# TASK OBJECTIVE:
The lines to be copied are those below that contain "content".

# Source data:
- Opening Delimiter -

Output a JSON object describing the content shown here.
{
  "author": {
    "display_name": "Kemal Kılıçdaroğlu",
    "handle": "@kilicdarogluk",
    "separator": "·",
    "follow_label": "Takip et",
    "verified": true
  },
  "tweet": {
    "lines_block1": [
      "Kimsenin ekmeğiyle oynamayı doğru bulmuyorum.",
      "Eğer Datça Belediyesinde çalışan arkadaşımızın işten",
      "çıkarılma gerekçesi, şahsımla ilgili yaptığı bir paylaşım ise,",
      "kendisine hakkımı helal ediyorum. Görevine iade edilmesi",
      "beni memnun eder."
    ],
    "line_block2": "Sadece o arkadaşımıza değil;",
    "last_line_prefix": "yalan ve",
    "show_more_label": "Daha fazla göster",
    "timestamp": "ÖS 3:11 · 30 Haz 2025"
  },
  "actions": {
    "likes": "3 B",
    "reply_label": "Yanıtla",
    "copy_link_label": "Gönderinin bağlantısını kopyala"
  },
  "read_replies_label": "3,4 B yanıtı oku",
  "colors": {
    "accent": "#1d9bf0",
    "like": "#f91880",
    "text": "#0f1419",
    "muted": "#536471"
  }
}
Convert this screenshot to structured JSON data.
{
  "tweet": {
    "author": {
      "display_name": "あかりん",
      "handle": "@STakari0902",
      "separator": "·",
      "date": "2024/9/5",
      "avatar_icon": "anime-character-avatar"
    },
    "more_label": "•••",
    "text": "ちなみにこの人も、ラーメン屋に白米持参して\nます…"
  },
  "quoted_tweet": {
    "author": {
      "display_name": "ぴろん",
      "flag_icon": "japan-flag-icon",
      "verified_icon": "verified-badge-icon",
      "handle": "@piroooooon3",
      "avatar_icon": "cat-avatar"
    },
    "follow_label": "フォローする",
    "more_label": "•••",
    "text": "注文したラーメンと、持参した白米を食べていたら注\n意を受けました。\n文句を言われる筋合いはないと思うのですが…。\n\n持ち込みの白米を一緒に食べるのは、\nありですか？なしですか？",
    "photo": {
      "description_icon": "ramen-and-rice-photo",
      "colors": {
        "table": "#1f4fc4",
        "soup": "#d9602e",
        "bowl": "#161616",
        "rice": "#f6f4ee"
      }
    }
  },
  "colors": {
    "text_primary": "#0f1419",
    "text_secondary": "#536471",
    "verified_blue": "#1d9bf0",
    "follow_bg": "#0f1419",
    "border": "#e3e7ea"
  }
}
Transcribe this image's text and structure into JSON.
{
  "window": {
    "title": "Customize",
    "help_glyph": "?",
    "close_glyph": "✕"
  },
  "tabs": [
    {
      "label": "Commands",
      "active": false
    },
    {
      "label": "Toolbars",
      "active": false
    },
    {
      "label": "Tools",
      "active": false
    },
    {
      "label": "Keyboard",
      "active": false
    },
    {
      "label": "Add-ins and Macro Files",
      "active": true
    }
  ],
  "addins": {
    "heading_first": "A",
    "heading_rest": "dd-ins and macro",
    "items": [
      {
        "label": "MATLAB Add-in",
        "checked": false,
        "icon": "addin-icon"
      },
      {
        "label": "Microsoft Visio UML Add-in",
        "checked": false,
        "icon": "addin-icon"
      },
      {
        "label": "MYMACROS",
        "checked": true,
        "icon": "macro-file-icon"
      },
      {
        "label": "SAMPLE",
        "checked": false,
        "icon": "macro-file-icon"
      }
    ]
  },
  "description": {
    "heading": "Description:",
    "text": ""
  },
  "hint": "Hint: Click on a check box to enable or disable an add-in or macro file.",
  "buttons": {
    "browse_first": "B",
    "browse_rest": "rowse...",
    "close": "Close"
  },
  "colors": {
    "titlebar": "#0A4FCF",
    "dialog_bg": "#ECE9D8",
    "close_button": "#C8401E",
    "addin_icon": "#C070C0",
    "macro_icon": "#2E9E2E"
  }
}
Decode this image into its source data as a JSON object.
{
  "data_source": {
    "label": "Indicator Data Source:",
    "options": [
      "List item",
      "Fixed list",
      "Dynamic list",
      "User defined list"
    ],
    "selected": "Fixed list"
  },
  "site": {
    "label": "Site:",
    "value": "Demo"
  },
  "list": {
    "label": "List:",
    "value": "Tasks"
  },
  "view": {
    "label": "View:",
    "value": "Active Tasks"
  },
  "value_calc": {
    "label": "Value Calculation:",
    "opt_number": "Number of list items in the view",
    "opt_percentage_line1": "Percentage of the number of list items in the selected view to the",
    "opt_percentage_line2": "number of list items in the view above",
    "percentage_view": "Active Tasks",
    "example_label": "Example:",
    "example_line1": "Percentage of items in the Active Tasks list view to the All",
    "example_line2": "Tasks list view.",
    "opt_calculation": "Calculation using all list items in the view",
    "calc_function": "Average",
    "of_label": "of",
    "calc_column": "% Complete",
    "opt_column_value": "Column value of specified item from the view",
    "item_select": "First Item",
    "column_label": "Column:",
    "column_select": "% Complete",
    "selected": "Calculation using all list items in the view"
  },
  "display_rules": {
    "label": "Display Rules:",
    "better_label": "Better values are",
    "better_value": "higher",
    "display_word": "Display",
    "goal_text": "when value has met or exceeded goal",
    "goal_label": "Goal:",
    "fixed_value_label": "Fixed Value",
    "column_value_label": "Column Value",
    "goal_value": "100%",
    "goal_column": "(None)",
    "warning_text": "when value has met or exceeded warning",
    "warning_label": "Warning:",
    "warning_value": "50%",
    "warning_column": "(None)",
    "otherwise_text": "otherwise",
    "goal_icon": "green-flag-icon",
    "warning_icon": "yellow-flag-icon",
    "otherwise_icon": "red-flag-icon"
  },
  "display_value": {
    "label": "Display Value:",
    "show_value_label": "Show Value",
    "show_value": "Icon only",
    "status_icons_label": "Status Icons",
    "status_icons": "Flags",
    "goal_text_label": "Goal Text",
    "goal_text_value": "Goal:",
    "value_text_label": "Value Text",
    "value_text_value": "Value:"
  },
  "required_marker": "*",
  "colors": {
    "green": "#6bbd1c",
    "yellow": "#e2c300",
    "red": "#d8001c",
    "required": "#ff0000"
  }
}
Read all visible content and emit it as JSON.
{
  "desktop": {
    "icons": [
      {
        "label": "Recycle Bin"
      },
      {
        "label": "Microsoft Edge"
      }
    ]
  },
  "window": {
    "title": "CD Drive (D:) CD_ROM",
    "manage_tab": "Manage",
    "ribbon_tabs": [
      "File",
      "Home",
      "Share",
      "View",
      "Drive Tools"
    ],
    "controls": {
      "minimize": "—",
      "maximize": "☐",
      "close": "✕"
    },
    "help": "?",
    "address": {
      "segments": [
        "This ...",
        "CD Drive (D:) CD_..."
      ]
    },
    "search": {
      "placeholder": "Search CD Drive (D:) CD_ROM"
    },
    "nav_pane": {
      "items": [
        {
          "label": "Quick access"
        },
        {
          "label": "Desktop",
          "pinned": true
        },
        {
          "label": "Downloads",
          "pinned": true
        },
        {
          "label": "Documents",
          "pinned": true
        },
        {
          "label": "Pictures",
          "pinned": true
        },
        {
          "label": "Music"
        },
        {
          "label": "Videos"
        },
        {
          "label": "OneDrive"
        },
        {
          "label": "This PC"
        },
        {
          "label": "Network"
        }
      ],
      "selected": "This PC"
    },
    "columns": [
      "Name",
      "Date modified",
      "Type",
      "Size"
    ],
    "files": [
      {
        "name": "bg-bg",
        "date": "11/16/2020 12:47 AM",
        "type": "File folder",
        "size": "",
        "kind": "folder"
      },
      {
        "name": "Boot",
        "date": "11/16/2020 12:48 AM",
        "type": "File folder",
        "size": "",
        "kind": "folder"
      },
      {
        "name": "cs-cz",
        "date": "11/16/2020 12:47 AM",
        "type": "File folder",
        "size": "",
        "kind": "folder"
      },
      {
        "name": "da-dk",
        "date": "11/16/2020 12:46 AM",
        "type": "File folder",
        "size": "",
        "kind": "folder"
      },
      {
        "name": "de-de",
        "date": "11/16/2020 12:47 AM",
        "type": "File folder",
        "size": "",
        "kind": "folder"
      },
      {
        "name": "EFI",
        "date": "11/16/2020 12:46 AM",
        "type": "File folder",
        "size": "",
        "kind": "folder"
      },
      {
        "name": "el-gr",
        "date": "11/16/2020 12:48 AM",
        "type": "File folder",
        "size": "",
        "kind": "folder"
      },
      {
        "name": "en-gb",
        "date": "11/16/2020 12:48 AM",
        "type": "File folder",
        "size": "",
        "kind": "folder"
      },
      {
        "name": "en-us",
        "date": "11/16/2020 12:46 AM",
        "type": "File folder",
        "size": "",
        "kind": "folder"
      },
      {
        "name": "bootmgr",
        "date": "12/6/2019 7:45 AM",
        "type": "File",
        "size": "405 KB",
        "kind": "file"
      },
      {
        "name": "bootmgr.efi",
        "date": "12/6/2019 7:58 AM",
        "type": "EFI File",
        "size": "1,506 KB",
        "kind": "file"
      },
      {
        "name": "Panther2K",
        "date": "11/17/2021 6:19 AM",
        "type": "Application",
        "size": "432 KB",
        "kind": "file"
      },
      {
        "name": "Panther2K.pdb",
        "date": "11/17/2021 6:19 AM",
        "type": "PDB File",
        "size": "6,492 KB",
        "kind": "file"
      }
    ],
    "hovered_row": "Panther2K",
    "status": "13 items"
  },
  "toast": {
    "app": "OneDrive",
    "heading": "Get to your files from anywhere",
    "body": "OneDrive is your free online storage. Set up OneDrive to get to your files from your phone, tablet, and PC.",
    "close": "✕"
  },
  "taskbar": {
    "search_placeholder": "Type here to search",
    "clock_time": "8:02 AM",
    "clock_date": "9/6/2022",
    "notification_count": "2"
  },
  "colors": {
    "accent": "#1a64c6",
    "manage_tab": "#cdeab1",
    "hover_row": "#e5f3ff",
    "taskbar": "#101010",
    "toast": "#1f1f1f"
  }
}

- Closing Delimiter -

# SOLUTION TO THE EXERCISE:
Output a JSON object describing the content shown here.
Read all visible content and emit it as JSON.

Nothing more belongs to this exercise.